%%TOKEN_POST_URL%% The login URL where users insert their token code.
%%RSA_LOGIN_POST_URL%% The login URL where users post their RSA SecurID credentials.
%%RSAC_POST_URL%% The login URL where users post their RSA SecurID credentials.
%%ACCOUNT%% The username credential of a user who exceeded the maximum number of login attempts.
%%PERIOD_TIME%% The length of time that FortiWeb prevents a user from attempting to log in again, after the user has exceeded the allowed number of login attempts. The site publishing policy specifies the value.

Image macros

Use the following format to add an image macro anywhere in a custom error or authentication message:

%%IMAGE:<image_name>%%

where <image_name> is the name of either a predefined image or one you have uploaded. To view or upload images, go to System > Config > Replacement Message, and then select Manage Images tab. For details, see To view or add images used in error or authentication pages.

For example, in the default Attack Block Page message, the macro %%IMAGE%%:logo_v2_fnet%% adds the predefined image logo_v2_fnet. If you add the image test to the list of images, use %%IMAGE%%:test%% to add it to the HTML code.

To customize an error or authentication page

If your custom page requires a custom image, see To view or add images used in error or authentication pages.

Go to System > Config > Replacement Message.

Select the page you want to edit in the list of pages.

If you selected Attack block page and want to change the HTTP response code it displays, click Edit HTTP Response Code. Enter a new value for the code, and then click Apply.

In the bottom-right pane, edit the HTML code as required.

The results of any changes you make are displayed immediately in the bottom-left pane.

For details about using macros in the code, see Macros in custom error and authentication pages.

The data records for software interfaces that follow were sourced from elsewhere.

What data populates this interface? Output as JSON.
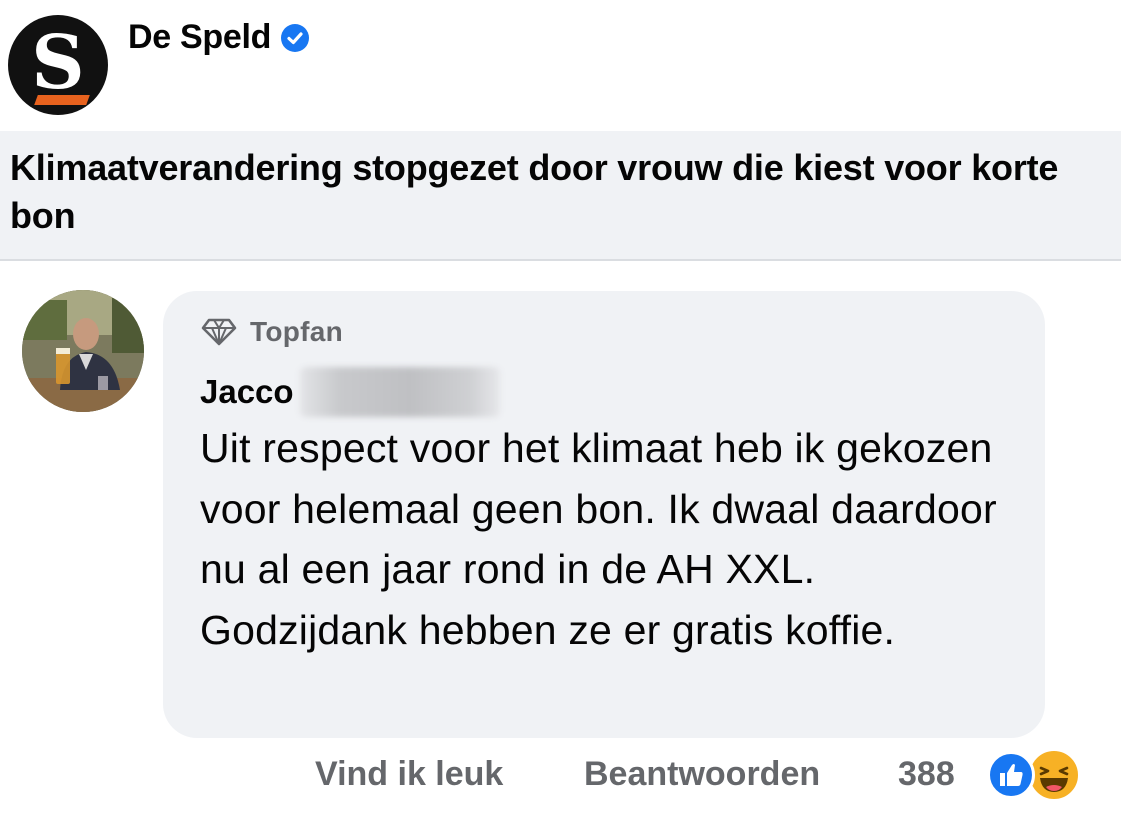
{
  "page": {
    "name": "De Speld",
    "logo_letter": "S",
    "verified_icon": "verified-badge-icon",
    "accent_color": "#1877f2",
    "logo_stripe_color": "#e8621e"
  },
  "post": {
    "headline": "Klimaatverandering stopgezet door vrouw die kiest voor korte bon"
  },
  "comment": {
    "badge_label": "Topfan",
    "badge_icon": "diamond-icon",
    "author": "Jacco",
    "text": "Uit respect voor het klimaat heb ik gekozen voor helemaal geen bon. Ik dwaal daardoor nu al een jaar rond in de AH XXL. Godzijdank hebben ze er gratis koffie.",
    "actions": {
      "like": "Vind ik leuk",
      "reply": "Beantwoorden"
    },
    "reaction_count": "388",
    "reactions": [
      "like-reaction-icon",
      "haha-reaction-icon"
    ]
  }
}
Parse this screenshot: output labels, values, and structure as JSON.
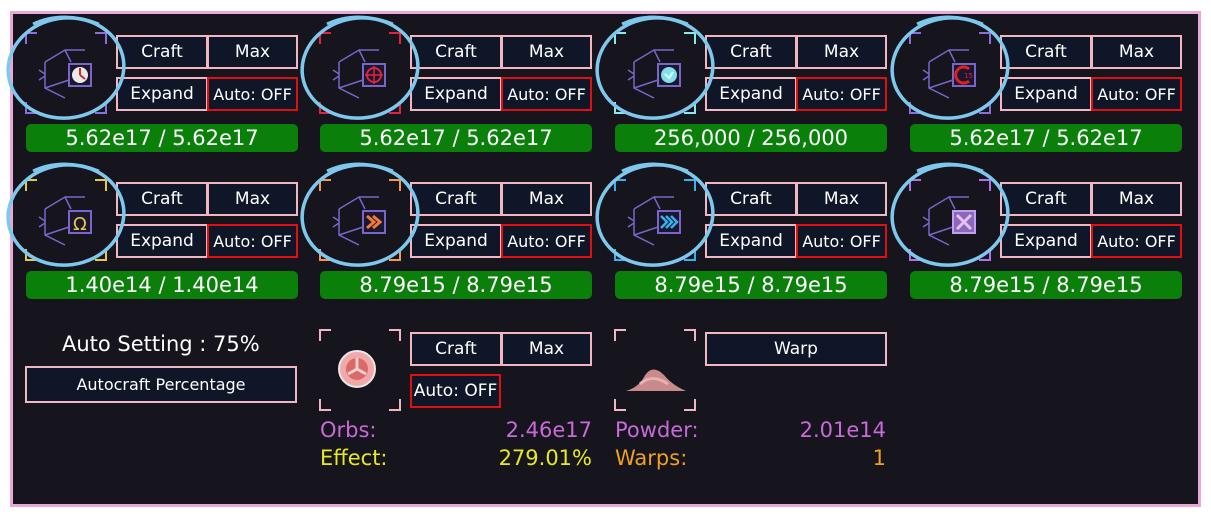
{
  "crafts": [
    {
      "name": "slot-1",
      "icon": "clock-icon",
      "accent": "#8a70d8",
      "craft": "Craft",
      "max": "Max",
      "expand": "Expand",
      "auto": "Auto: OFF",
      "progress": "5.62e17 / 5.62e17"
    },
    {
      "name": "slot-2",
      "icon": "crosshair-icon",
      "accent": "#e0243a",
      "craft": "Craft",
      "max": "Max",
      "expand": "Expand",
      "auto": "Auto: OFF",
      "progress": "5.62e17 / 5.62e17"
    },
    {
      "name": "slot-3",
      "icon": "cyan-orb-icon",
      "accent": "#8fe8e8",
      "craft": "Craft",
      "max": "Max",
      "expand": "Expand",
      "auto": "Auto: OFF",
      "progress": "256,000 / 256,000"
    },
    {
      "name": "slot-4",
      "icon": "c15-icon",
      "accent": "#8a70d8",
      "craft": "Craft",
      "max": "Max",
      "expand": "Expand",
      "auto": "Auto: OFF",
      "progress": "5.62e17 / 5.62e17"
    },
    {
      "name": "slot-5",
      "icon": "omega-icon",
      "accent": "#e8c840",
      "craft": "Craft",
      "max": "Max",
      "expand": "Expand",
      "auto": "Auto: OFF",
      "progress": "1.40e14 / 1.40e14"
    },
    {
      "name": "slot-6",
      "icon": "orange-chevron-icon",
      "accent": "#f29a4a",
      "craft": "Craft",
      "max": "Max",
      "expand": "Expand",
      "auto": "Auto: OFF",
      "progress": "8.79e15 / 8.79e15"
    },
    {
      "name": "slot-7",
      "icon": "blue-chevron-icon",
      "accent": "#3ab0f0",
      "craft": "Craft",
      "max": "Max",
      "expand": "Expand",
      "auto": "Auto: OFF",
      "progress": "8.79e15 / 8.79e15"
    },
    {
      "name": "slot-8",
      "icon": "x-cross-icon",
      "accent": "#b070e8",
      "craft": "Craft",
      "max": "Max",
      "expand": "Expand",
      "auto": "Auto: OFF",
      "progress": "8.79e15 / 8.79e15"
    }
  ],
  "auto_setting": {
    "label": "Auto Setting : 75%",
    "button": "Autocraft Percentage"
  },
  "orbs": {
    "craft": "Craft",
    "max": "Max",
    "auto": "Auto: OFF",
    "orbs_label": "Orbs:",
    "orbs_value": "2.46e17",
    "effect_label": "Effect:",
    "effect_value": "279.01%"
  },
  "powder": {
    "warp": "Warp",
    "powder_label": "Powder:",
    "powder_value": "2.01e14",
    "warps_label": "Warps:",
    "warps_value": "1"
  },
  "colors": {
    "panel_bg": "#16141d",
    "panel_border": "#e8a8d8",
    "button_border": "#f2b6c0",
    "auto_border": "#e01010",
    "progress": "#0a7f0a",
    "orbs": "#c86ad8",
    "effect": "#e8e820",
    "warps": "#f0a020",
    "annotation": "#7ec8ee"
  }
}
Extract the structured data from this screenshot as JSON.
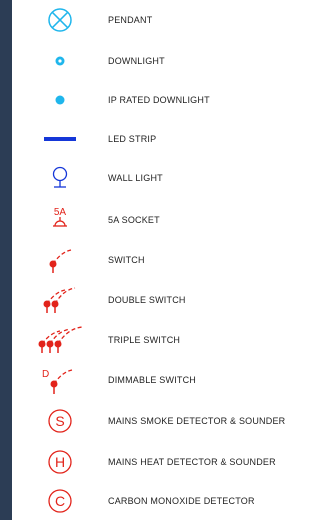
{
  "legend": {
    "items": [
      {
        "label": "PENDANT",
        "icon": "pendant-icon"
      },
      {
        "label": "DOWNLIGHT",
        "icon": "downlight-icon"
      },
      {
        "label": "IP RATED DOWNLIGHT",
        "icon": "ip-downlight-icon"
      },
      {
        "label": "LED STRIP",
        "icon": "led-strip-icon"
      },
      {
        "label": "WALL LIGHT",
        "icon": "wall-light-icon"
      },
      {
        "label": "5A SOCKET",
        "icon": "socket-5a-icon",
        "icon_text": "5A"
      },
      {
        "label": "SWITCH",
        "icon": "switch-icon"
      },
      {
        "label": "DOUBLE SWITCH",
        "icon": "double-switch-icon"
      },
      {
        "label": "TRIPLE SWITCH",
        "icon": "triple-switch-icon"
      },
      {
        "label": "DIMMABLE SWITCH",
        "icon": "dimmable-switch-icon",
        "icon_text": "D"
      },
      {
        "label": "MAINS SMOKE DETECTOR & SOUNDER",
        "icon": "smoke-detector-icon",
        "icon_text": "S"
      },
      {
        "label": "MAINS HEAT DETECTOR & SOUNDER",
        "icon": "heat-detector-icon",
        "icon_text": "H"
      },
      {
        "label": "CARBON MONOXIDE DETECTOR",
        "icon": "co-detector-icon",
        "icon_text": "C"
      }
    ]
  },
  "colors": {
    "cyan": "#1fb6ec",
    "blue": "#1537d8",
    "red": "#e2231a",
    "sidebar": "#2c3d55"
  }
}
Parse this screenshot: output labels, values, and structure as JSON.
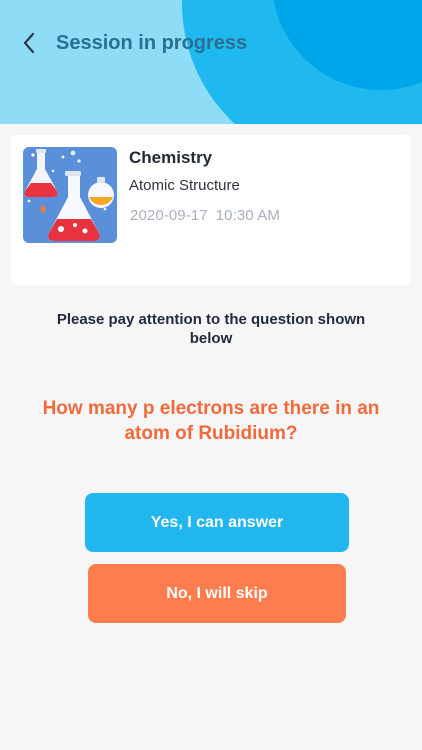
{
  "header": {
    "title": "Session in progress",
    "back_icon": "chevron-left-icon",
    "colors": {
      "background": "#8fdcf7",
      "circle_outer": "#1fb9ef",
      "circle_inner": "#00a6ea",
      "title": "#2b6f93"
    }
  },
  "session_card": {
    "thumbnail_icon": "chemistry-flasks-illustration",
    "subject": "Chemistry",
    "topic": "Atomic Structure",
    "date": "2020-09-17",
    "time": "10:30 AM"
  },
  "prompt": {
    "instruction": "Please pay attention to the question shown below",
    "question": "How many p electrons are there in an atom of Rubidium?"
  },
  "actions": {
    "answer_label": "Yes, I can answer",
    "skip_label": "No, I will skip",
    "answer_color": "#22b6ee",
    "skip_color": "#fd7d4f"
  },
  "colors": {
    "page_background": "#f6f6f7",
    "question_text": "#f26a3c",
    "date_text": "#a9afc0"
  }
}
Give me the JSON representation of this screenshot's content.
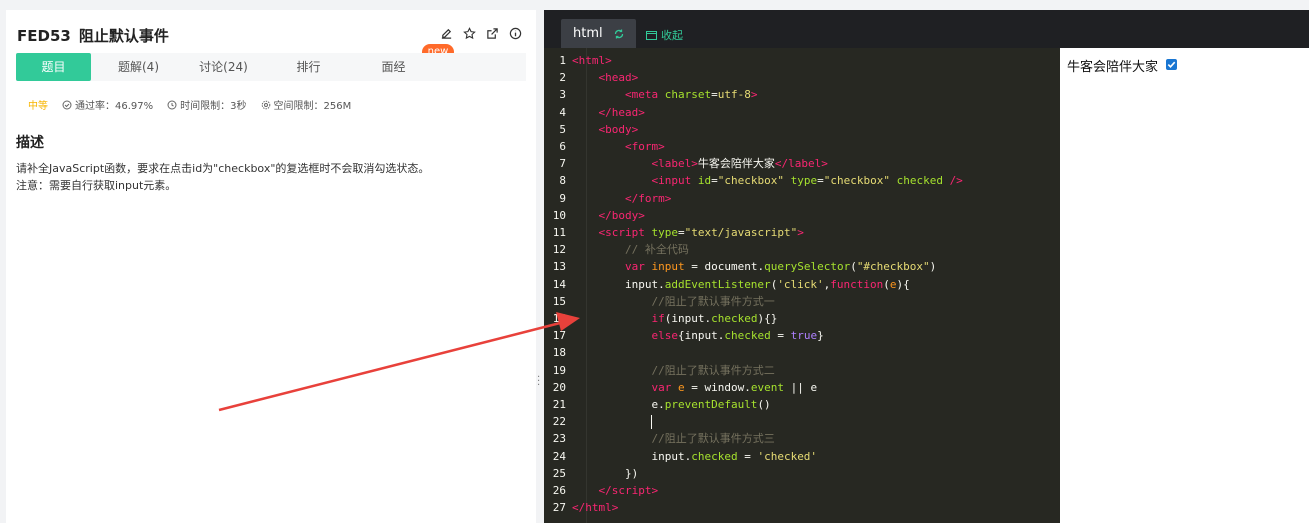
{
  "problem": {
    "id": "FED53",
    "title": "阻止默认事件",
    "new_badge": "new",
    "tabs": [
      {
        "label": "题目"
      },
      {
        "label": "题解(4)"
      },
      {
        "label": "讨论(24)"
      },
      {
        "label": "排行"
      },
      {
        "label": "面经"
      }
    ],
    "difficulty": "中等",
    "pass_rate": "通过率：46.97%",
    "time_limit": "时间限制：3秒",
    "space_limit": "空间限制：256M",
    "desc_title": "描述",
    "desc_line1": "请补全JavaScript函数，要求在点击id为\"checkbox\"的复选框时不会取消勾选状态。",
    "desc_line2": "注意：需要自行获取input元素。"
  },
  "editor": {
    "tab_label": "html",
    "collapse_label": "收起",
    "lines": [
      {
        "n": "1",
        "indent": "",
        "html": "<span class='tag'>&lt;html&gt;</span>"
      },
      {
        "n": "2",
        "indent": "    ",
        "html": "<span class='tag'>&lt;head&gt;</span>"
      },
      {
        "n": "3",
        "indent": "        ",
        "html": "<span class='tag'>&lt;meta</span> <span class='attr'>charset</span>=<span class='str'>utf-8</span><span class='tag'>&gt;</span>"
      },
      {
        "n": "4",
        "indent": "    ",
        "html": "<span class='tag'>&lt;/head&gt;</span>"
      },
      {
        "n": "5",
        "indent": "    ",
        "html": "<span class='tag'>&lt;body&gt;</span>"
      },
      {
        "n": "6",
        "indent": "        ",
        "html": "<span class='tag'>&lt;form&gt;</span>"
      },
      {
        "n": "7",
        "indent": "            ",
        "html": "<span class='tag'>&lt;label&gt;</span>牛客会陪伴大家<span class='tag'>&lt;/label&gt;</span>"
      },
      {
        "n": "8",
        "indent": "            ",
        "html": "<span class='tag'>&lt;input</span> <span class='attr'>id</span>=<span class='str'>\"checkbox\"</span> <span class='attr'>type</span>=<span class='str'>\"checkbox\"</span> <span class='attr'>checked</span> <span class='tag'>/&gt;</span>"
      },
      {
        "n": "9",
        "indent": "        ",
        "html": "<span class='tag'>&lt;/form&gt;</span>"
      },
      {
        "n": "10",
        "indent": "    ",
        "html": "<span class='tag'>&lt;/body&gt;</span>"
      },
      {
        "n": "11",
        "indent": "    ",
        "html": "<span class='tag'>&lt;script</span> <span class='attr'>type</span>=<span class='str'>\"text/javascript\"</span><span class='tag'>&gt;</span>"
      },
      {
        "n": "12",
        "indent": "        ",
        "html": "<span class='cmt'>// 补全代码</span>"
      },
      {
        "n": "13",
        "indent": "        ",
        "html": "<span class='kw'>var</span> <span class='param'>input</span> = document.<span class='fn'>querySelector</span>(<span class='str'>\"#checkbox\"</span>)"
      },
      {
        "n": "14",
        "indent": "        ",
        "html": "input.<span class='fn'>addEventListener</span>(<span class='str'>'click'</span>,<span class='kw'>function</span>(<span class='param'>e</span>){"
      },
      {
        "n": "15",
        "indent": "            ",
        "html": "<span class='cmt'>//阻止了默认事件方式一</span>"
      },
      {
        "n": "16",
        "indent": "            ",
        "html": "<span class='kw'>if</span>(input.<span class='prop'>checked</span>){}"
      },
      {
        "n": "17",
        "indent": "            ",
        "html": "<span class='kw'>else</span>{input.<span class='prop'>checked</span> = <span class='num'>true</span>}"
      },
      {
        "n": "18",
        "indent": "",
        "html": ""
      },
      {
        "n": "19",
        "indent": "            ",
        "html": "<span class='cmt'>//阻止了默认事件方式二</span>"
      },
      {
        "n": "20",
        "indent": "            ",
        "html": "<span class='kw'>var</span> <span class='param'>e</span> = window.<span class='prop'>event</span> || e"
      },
      {
        "n": "21",
        "indent": "            ",
        "html": "e.<span class='fn'>preventDefault</span>()"
      },
      {
        "n": "22",
        "indent": "            ",
        "html": "<span class='cursor'></span>"
      },
      {
        "n": "23",
        "indent": "            ",
        "html": "<span class='cmt'>//阻止了默认事件方式三</span>"
      },
      {
        "n": "24",
        "indent": "            ",
        "html": "input.<span class='prop'>checked</span> = <span class='str'>'checked'</span>"
      },
      {
        "n": "25",
        "indent": "        ",
        "html": "})"
      },
      {
        "n": "26",
        "indent": "    ",
        "html": "<span class='tag'>&lt;/script&gt;</span>"
      },
      {
        "n": "27",
        "indent": "",
        "html": "<span class='tag'>&lt;/html&gt;</span>"
      }
    ]
  },
  "preview": {
    "label": "牛客会陪伴大家",
    "checked": true
  },
  "colors": {
    "accent": "#32ca99",
    "badge": "#ff6a2a",
    "arrow": "#e8413b"
  }
}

Click Save to save your changes or Restore Defaults to revert to the preset version of the page.

To view or add images used in error or authentication pages

Go to System > Config > Replacement Message.

Click Manage Images tab, and then click Create New.

Specify a name for the image file, select its content type, and then click Choose File to browse to the file and select it.

Ensure the image is no larger than 24 kb and that its type matches the value you selected for Content Type.

Click OK, and then click Return to return to the list of customizable pages.

Customize the message returned for LDAP errors (%%REPLY_TAG%% macro)

By default, the Login Page replacement message is formatted to simply display any reply message it receives from the authentication server.

However, you can use JavaScript to customize the message that is displayed.

For example, locate the following section of the replacement message:

<h2>
            %%REPLY_TAG%%
</h2>

Replace the macro and its formatting with the following script:

<h2>
<script type="text/javascript">
              var r = "%%REPLY_TAG%%"
                  if (r == "Failed to search user DN" )
                  {
                    document.write("<b>Invalid Username</b>")
                      }
              else if (r == "Failed to bind LDAP server" )
              {
                document.write("<b>Invalid Password</b>")
                  }
              else if (r == "Username or password can't be null" )
              {
                document.write("<b>Username or password empty</b>")
                  }
              else if (r == "Invalid credentials" )
              {
                document.write("<b>Invalid Username or Password</b>")
                  }
              else if (r != "" )
              {
                document.write(r)
                  }
              
            </script>
</h2>